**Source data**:
»»

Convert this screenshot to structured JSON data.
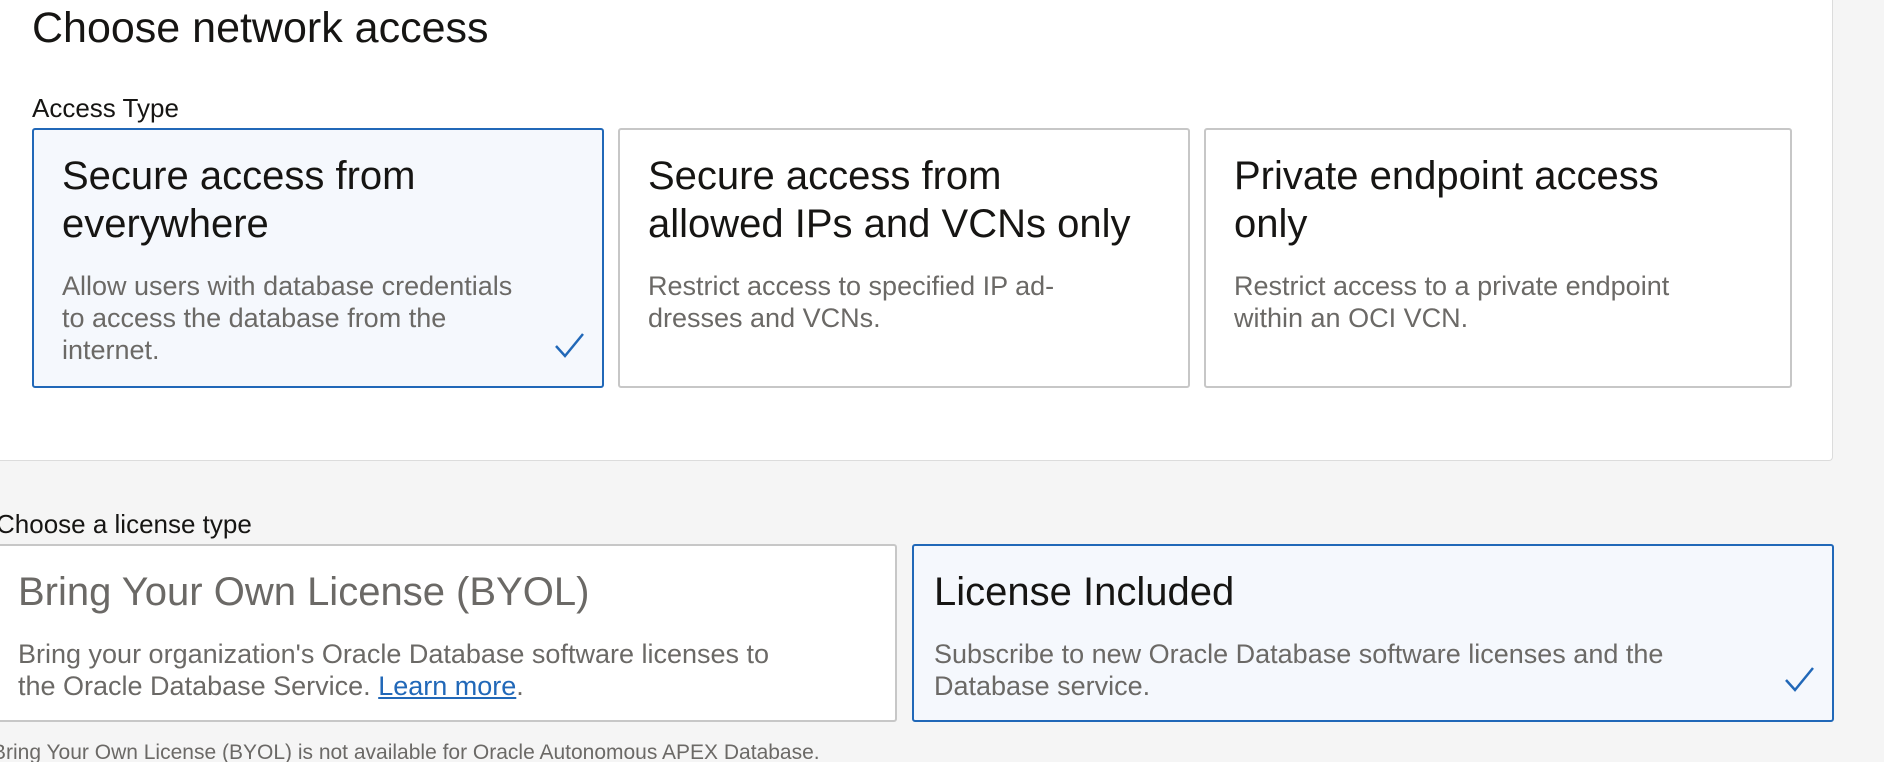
{
  "network": {
    "title": "Choose network access",
    "access_type_label": "Access Type",
    "options": [
      {
        "title": "Secure access from\neverywhere",
        "description": "Allow users with database credentials\nto access the database from the\ninternet.",
        "selected": true
      },
      {
        "title": "Secure access from\nallowed IPs and VCNs only",
        "description": "Restrict access to specified IP ad-\ndresses and VCNs.",
        "selected": false
      },
      {
        "title": "Private endpoint access\nonly",
        "description": "Restrict access to a private endpoint\nwithin an OCI VCN.",
        "selected": false
      }
    ]
  },
  "license": {
    "label": "Choose a license type",
    "options": [
      {
        "title": "Bring Your Own License (BYOL)",
        "description": "Bring your organization's Oracle Database software licenses to\nthe Oracle Database Service.",
        "link_text": "Learn more",
        "link_suffix": ".",
        "disabled": true,
        "selected": false
      },
      {
        "title": "License Included",
        "description": "Subscribe to new Oracle Database software licenses and the\nDatabase service.",
        "selected": true
      }
    ],
    "footnote": "Bring Your Own License (BYOL) is not available for Oracle Autonomous APEX Database."
  },
  "icons": {
    "check": "checkmark-icon"
  },
  "colors": {
    "accent": "#2168b8",
    "selected_background": "#f5f8fd",
    "muted_text": "#6b6966",
    "card_border": "#c7c7c7"
  }
}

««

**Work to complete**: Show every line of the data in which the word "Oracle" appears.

**Task result**:
        "description": "Bring your organization's Oracle Database software licenses to\nthe Oracle Database Service.",
        "description": "Subscribe to new Oracle Database software licenses and the\nDatabase service.",
    "footnote": "Bring Your Own License (BYOL) is not available for Oracle Autonomous APEX Database."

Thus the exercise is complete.